Oh, you're probably wondering how they turned out. Well, I was pretty damn pleased. These blow your average supermarket bagel out of the water. They're not wood-fired oven levels of greatness, but they do strike a nice balance between chewy exterior and tender interiors. The butter-caramelized sweet onion bits are way tastier than the classic dehyrated onion. My mom was particularly impressed, proclaiming them better than her favorite chain cafe bagels.
onion potato bagels
adapted from Food Network Magazine Jan/Feb 2014
1 medium Yukon gold potato (about 5 ounces), peeled
1/4 cup extra-virgin olive oil, plus more for the bowl
2 tablespoons honey
4 1/2 cups (20.25 ounces) all-purpose flour
3 teaspoons kosher salt, divided
1 1/4 ounce package of active dry yeast
1 tablespoon unsalted butter
1 large sweet onion, diced
1 large egg, beaten
Bring a large pot of water to a boil. Cook the potato until it pierces easily with a fork, about 20 to 25 minutes. Remove from the water and mash until smooth. Allow to cool slightly. Save the water.
Stir the 1/4 cup olive oil and the honey into the mashed potato until well-combined. In the large bowl of a stand mixer fitted with the dough hook, stir together flour, 2 1/2 teaspoons salt and the yeast. Add the potato mixture and 1 cup of the reserved potato cooking water. Turn on the mixer on medium speed, and knead with the dough hook for about 10 minutes, until the dough is smooth, pulls away from the book, and bounces back when poked. If it seems really stiff, add a few more tablespoons of cooking water.
Remove the dough from the bowl, wipe out the bowl and coat it with a little olive oil. Put the dough back in the bowl, and cover with a damp cloth. Set aside in a warm place to rise, about 90 minutes to 2 hours, until the dough has doubled in size.
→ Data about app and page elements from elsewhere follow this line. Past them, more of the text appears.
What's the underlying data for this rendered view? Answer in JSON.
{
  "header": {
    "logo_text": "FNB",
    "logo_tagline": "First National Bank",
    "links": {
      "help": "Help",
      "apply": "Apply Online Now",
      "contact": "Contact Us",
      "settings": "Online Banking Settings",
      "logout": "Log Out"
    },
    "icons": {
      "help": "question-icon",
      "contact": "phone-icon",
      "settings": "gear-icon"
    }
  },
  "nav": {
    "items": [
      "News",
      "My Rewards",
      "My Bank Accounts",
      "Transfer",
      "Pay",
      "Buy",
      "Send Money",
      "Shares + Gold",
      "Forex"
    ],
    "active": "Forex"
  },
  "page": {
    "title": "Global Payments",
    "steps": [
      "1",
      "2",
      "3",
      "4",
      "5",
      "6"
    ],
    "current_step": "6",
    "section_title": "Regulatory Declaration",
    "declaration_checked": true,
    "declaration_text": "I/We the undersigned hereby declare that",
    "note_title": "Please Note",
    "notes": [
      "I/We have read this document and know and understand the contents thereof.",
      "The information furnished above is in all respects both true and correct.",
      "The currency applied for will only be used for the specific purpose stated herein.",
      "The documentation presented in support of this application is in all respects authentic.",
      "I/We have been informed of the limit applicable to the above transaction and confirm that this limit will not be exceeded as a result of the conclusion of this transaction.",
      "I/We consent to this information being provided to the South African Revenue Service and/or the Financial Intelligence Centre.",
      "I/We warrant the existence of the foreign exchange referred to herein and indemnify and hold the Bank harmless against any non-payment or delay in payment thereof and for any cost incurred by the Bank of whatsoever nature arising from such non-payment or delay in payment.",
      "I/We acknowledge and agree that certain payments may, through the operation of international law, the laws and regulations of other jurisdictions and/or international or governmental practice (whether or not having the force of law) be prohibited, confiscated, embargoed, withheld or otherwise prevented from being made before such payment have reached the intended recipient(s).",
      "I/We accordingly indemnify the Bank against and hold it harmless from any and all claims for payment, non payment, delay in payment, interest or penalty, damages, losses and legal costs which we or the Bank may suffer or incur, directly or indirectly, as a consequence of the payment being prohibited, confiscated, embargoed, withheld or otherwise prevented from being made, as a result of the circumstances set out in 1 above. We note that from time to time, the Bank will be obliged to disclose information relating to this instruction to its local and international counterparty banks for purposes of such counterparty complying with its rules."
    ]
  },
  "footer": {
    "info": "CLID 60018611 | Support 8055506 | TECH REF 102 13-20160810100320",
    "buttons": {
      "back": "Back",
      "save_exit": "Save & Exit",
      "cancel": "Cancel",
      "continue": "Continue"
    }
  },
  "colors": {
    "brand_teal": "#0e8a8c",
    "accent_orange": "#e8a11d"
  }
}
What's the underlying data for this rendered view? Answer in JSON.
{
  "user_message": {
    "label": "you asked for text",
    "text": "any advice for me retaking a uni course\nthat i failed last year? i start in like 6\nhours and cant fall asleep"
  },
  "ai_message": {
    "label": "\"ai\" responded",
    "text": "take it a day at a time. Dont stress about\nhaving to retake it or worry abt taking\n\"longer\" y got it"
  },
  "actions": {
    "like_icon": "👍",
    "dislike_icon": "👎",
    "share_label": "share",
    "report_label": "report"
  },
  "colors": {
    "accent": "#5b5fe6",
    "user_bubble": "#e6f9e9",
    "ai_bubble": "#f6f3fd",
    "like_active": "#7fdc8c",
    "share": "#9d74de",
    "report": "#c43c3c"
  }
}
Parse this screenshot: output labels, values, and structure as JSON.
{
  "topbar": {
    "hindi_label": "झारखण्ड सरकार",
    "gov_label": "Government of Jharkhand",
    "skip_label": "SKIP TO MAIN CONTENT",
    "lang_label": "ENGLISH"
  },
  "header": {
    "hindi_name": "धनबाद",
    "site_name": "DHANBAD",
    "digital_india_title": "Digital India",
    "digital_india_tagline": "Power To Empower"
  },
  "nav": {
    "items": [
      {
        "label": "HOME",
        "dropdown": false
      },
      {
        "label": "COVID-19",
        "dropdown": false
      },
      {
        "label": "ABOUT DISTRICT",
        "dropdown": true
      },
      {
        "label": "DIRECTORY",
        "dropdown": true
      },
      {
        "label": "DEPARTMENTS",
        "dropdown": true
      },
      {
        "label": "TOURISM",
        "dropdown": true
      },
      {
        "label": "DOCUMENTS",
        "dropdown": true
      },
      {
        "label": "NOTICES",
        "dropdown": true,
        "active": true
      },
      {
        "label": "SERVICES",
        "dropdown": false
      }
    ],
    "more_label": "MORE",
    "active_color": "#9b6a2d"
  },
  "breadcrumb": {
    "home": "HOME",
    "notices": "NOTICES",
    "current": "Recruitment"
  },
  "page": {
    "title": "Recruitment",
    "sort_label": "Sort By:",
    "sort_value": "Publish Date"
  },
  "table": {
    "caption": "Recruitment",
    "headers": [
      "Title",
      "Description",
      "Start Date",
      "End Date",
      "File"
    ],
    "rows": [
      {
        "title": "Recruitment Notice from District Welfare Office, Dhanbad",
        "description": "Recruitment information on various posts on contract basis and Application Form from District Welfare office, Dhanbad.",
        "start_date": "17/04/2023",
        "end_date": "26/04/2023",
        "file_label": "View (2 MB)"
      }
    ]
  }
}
While the dough rises, cook the onion. Over low heat in a large skillet, melt the butter. Add the onions and cook until soft and transparent but not yet brown, around 15-20 minutes. Add the remaining 1/2 teaspoon salt and set aside.
When the dough is ready, punch it down and form it into a log. Cut it into 12 equal pieces, and shape the pieces into a ball. Place the dough balls on a baking sheet lined with parchment, cover with a damp towel, and allow to rise in a warm place for 30 minutes.
After 30 minutes, shape the bagels. Use your fingers to punch out a 2-inch hole in the center, and place them back on the baking sheet. Cover, and allow to rise another 20 minutes.
Meanwhile, bring the potato water, or if there's not enough, a fresh pot of water, to boil. Preheat your oven to 450 degrees F.
After 20 minutes have past, use a slotted spoon or spatula to slowly submerge the bagels into boiling water, a few at a time. Boil 30 seconds before flipping to boil another 30 seconds. Remove the bagels and allow them to drain on a rack. When all the bagels have been boiled, place them back on the lined baking sheet. Bake for 10 minutes.
Remove from the oven. Brush the bagels with the beaten egg, then top with the glazed onions. Return to the oven and cook for another 10-15 minutes, until golden brown. Allow to cool at least 20 minutes before serving.